Peter Foldy: about my friend Maurice Gibb
Maurice was a great friend and I miss not having him in this world
I met Maurice when I was about 16. He and Robin were 15. We were introduced by my best friend at the time, Trevor Gordon, who was a kid singer and aspiring pop star in Sydney.
Trevor was a frequent guest on Australian television and became great pals with the Gibbs, soon bringing me into the mix.
Maurice was a sweet, hilarious, adventurous kid and the Bee Gees were more precocious than any teenagers I had ever met.
They were naughty young lads and so much fun to be around. They had done lots of stuff I hadn't.
I was of course still in high school, doing homework and having to go to bed by ten, which was about the time they were starting their second set at the various night clubs they would be playing at.
At that time the Bee Gees weren't yet a rock band, just talented kids wearing these checkered vests with the letter B.G. sewn on, performing old standards like "Bye Bye Blackbird" to an adult audience.
left: Peter Foldy, Rob. Mo. and Trevor Gordon (© Peter Foldy)
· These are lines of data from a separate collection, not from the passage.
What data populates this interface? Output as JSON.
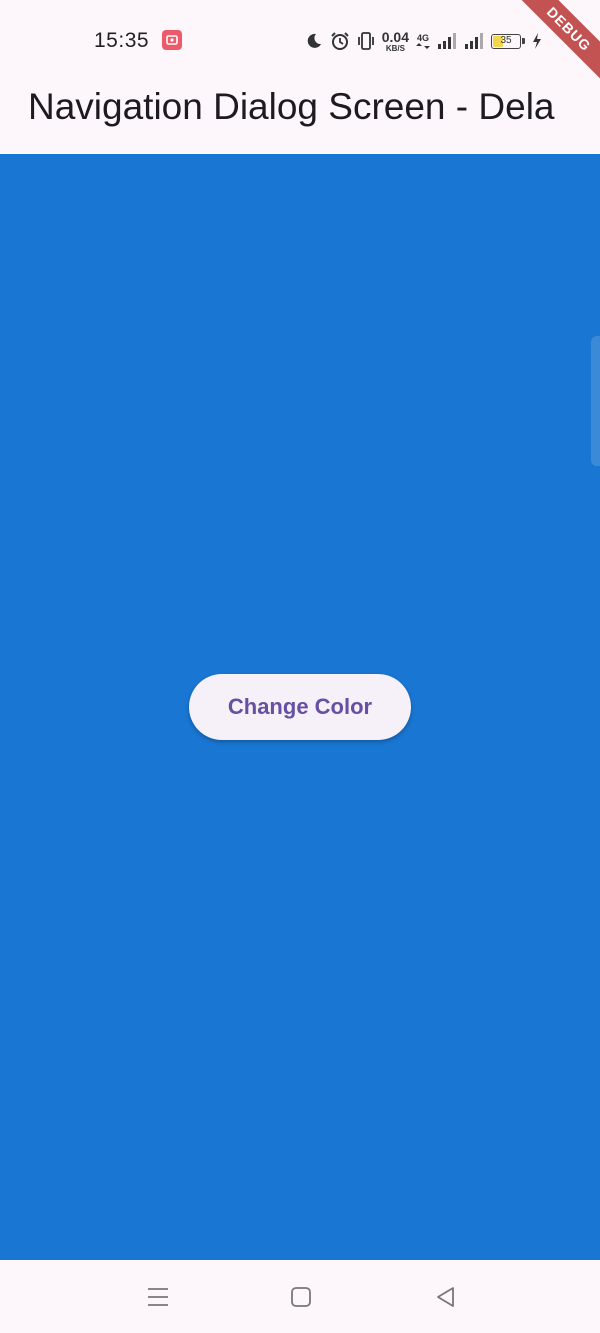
{
  "status_bar": {
    "time": "15:35",
    "net_speed_value": "0.04",
    "net_speed_unit": "KB/S",
    "network_type": "4G",
    "battery_level": "35",
    "icons": [
      "screen-record-icon",
      "moon-icon",
      "alarm-icon",
      "vibrate-icon",
      "data-arrows-icon",
      "signal-icon",
      "signal-icon",
      "battery-icon",
      "charging-icon"
    ]
  },
  "debug_banner": "DEBUG",
  "app_bar": {
    "title": "Navigation Dialog Screen - Dela"
  },
  "body": {
    "background_color": "#1976d2",
    "button_label": "Change Color"
  },
  "nav_bar": {
    "icons": [
      "menu-icon",
      "home-icon",
      "back-icon"
    ]
  }
}
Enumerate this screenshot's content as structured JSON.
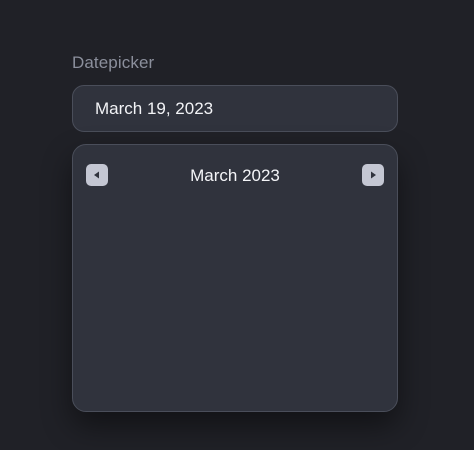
{
  "datepicker": {
    "label": "Datepicker",
    "value": "March 19, 2023",
    "calendar": {
      "month_title": "March 2023",
      "prev_icon": "triangle-left-icon",
      "next_icon": "triangle-right-icon"
    }
  },
  "colors": {
    "background": "#202127",
    "panel": "#30333d",
    "border": "#4a4e5a",
    "label": "#8b8f9c",
    "nav_button": "#c4c7d3",
    "nav_icon": "#30333d"
  }
}
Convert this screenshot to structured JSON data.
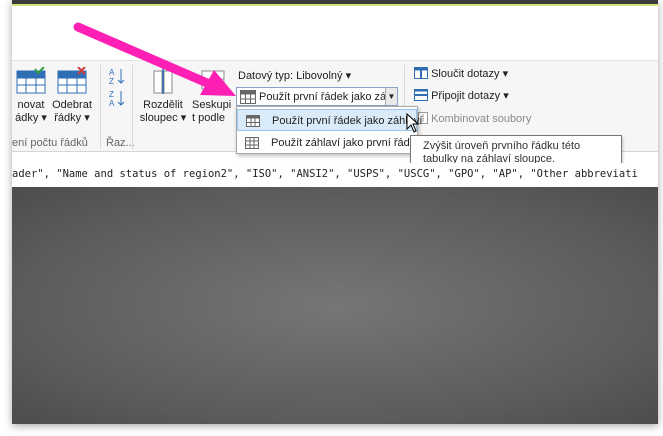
{
  "ribbon": {
    "remove_rows_label_1": "novat",
    "remove_rows_label_2": "ádky",
    "keep_rows_label_1": "Odebrat",
    "keep_rows_label_2": "řádky",
    "group_reduce_rows": "ení počtu řádků",
    "group_sort": "Řaz...",
    "split_column_1": "Rozdělit",
    "split_column_2": "sloupec",
    "group_by_1": "Seskupi",
    "group_by_2": "t podle",
    "data_type": "Datový typ: Libovolný",
    "use_first_row_combo": "Použít první řádek jako záhlaví",
    "merge_queries": "Sloučit dotazy",
    "append_queries": "Připojit dotazy",
    "combine_files": "Kombinovat soubory"
  },
  "dropdown": {
    "items": [
      {
        "label": "Použít první řádek jako záhlaví",
        "highlighted": true
      },
      {
        "label": "Použít záhlaví jako první řádek",
        "highlighted": false
      }
    ]
  },
  "tooltip": {
    "line1": "Zvýšit úroveň prvního řádku této",
    "line2": "tabulky na záhlaví sloupce."
  },
  "formula": {
    "text": "ader\", \"Name and status of region2\", \"ISO\", \"ANSI2\", \"USPS\", \"USCG\", \"GPO\", \"AP\", \"Other abbreviati"
  },
  "colors": {
    "accent_arrow": "#ff1fb4",
    "highlight": "#d9ebf9",
    "ribbon_bg": "#f6f6f6"
  }
}
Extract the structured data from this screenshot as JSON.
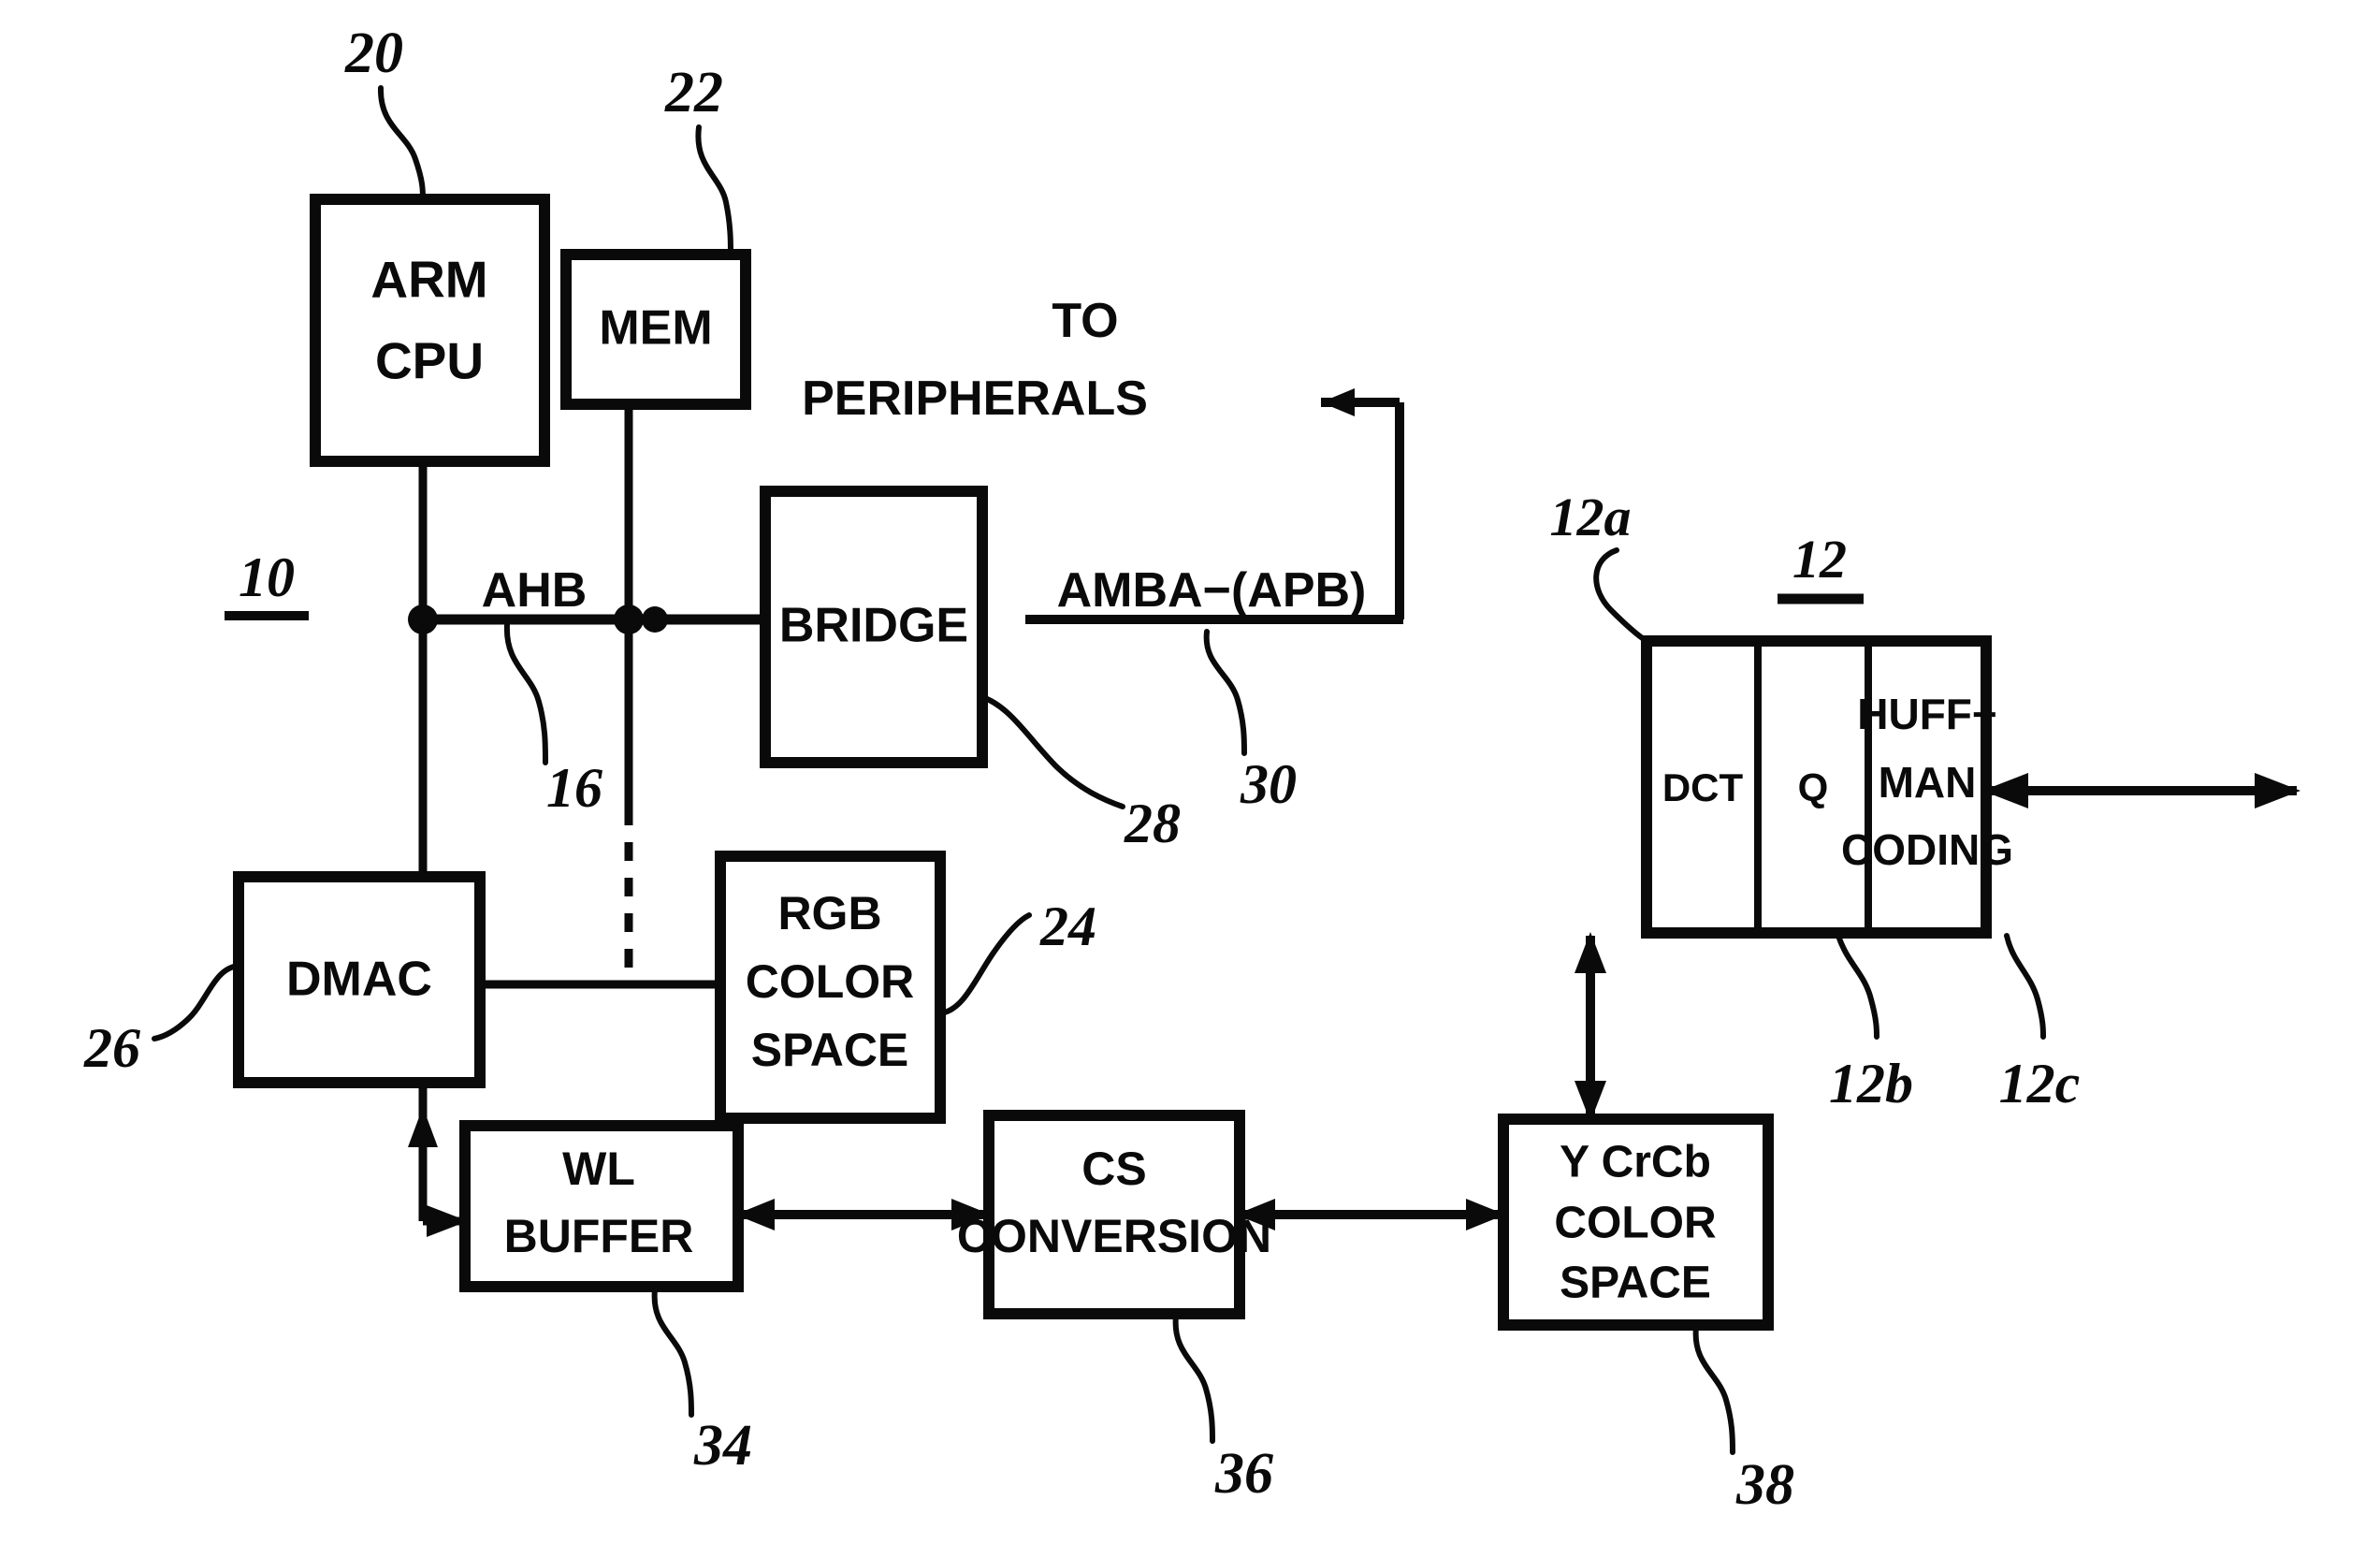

Trevor Gordon and The Bee Gees (© Peter Foldy)
I spent a decent amount of time with Trevor and the twins on weekends, roaming around Sydney, making 8mm films, and sometimes going to the Bee Gees house and hearing them jam on Beatle songs.
It was a mind blowing experience listening to the amazing vocal blend that these brothers had. I had only heard harmonies like that from the Everly Bros. or Lennon and McCartney.
We all knew the Bee Gees were destined for stardom. I of course didn't dare mention my own musical aspirations, but being around them was a huge inspiration.
One day my parents announced that our family was moving to Canada at the end of 1965.
Maurice, Robin, Trevor and I spent my last night in Sydney staying up till about 5am, partying.
I almost missed the plane.
It was a sad farewell and I knew it was the end of an era that would never come again.
In those days of letter writing, I had little contact with Trevor or Maurice.
I did get a letter from Maurice in 1967 telling me that they were now in London, that they were going to meet with Brian Epstein, and that I should think about coming over.
I still have that letter somewhere at my mother's place in her basement. Might be worth looking for.
It wasn't long after that I was in a friend's car on our way to Niagara Falls when "New York Mining Disaster" came on the radio.
I remember the moment well. I was stunned and amazed that my old friends were on the radio and that their dreams of stardom were coming true.
The next time I saw Maurice was in London in the summer of 1969.
He picked me up in a green Rolls Royce convertible with his wife, Lulu in the front seat. We all went to the Revolution Club that night and I remember thinking how much had changed since 1965.
The Bee Gees had helped Trevor Gordon get a record deal and he and his cousin, Graham Bonnet went on to have success in a duo called "The Marbles," best known for their hit, "Only One Woman."
Maurice, Trevor and I hung out a bit that summer of 1969, but Maurice was now quite different from that 15 year old kid I was mates with back in Sydney. Still sweet and funny, but it wasn't the same--and how could it be?
Trevor Gordon and Peter Foldy, London 1971 (© Peter Foldy)
I returned to London again in 1971 and Maurice invited me to stay with him in High Gate, at the new impressive home he shared with Lulu.
Ringo lived across the street. Some of these photos were taken during that 1971 stay.
Lulu was away on tour and Maurice and I got to spend a lot of quality time.
I would go with him to the Stigwood office, or to the studio. He was co-producing the duo, Tin Tin with his brother-in-law, Billy Lawrie who was Lulu's kid brother.
"Toast and Marmalade for Tea" was their single. Maurice also threw a couple of dinner parties with some really interesting guests showing up.
Truthfully, he seemed a little bit down in those weeks that I was around in '71. He was missing Lulu but more importantly Robin had recently left the Bee Gees. It was just Mo and Barry at that point.
Billy Laurie (© Peter Foldy)
One night we went over to Barry's house and the three of us, Maurice, Barry and I drank wine and jammed till dawn on guitars. That was pretty cool. Their sense of humor, especially when they were together was brilliant.
When I came back to London that summer after some traveling around Europe, Robin was back in the group. Maurice played me a test pressing of a new record they had just finished mixing.
It was the amazing "How Can You Mend a Broken Heart." I was totally blown away hearing it in Maurice's dining room and it is still one of my favorite Bee Gee songs ever.
I stayed in touch with Maurice over the years. Saw him when the Bee Gees played Toronto. Had some dinners together in L.A. At one point he was going to produce my album, but that somehow didn't work out.
Maurice was a great friend and I miss not having him in this world, but really it's that funny little 15 year old that I especially miss and remember fondly,
the young kid who became my friend, and without realizing it helped put me on the road to a career in film and music.
(GSI, January 2014)
Do not reproduce
the photo material without written permission of Peter Foldy.
See photo report by Peter Foldy of Maurice Gibb.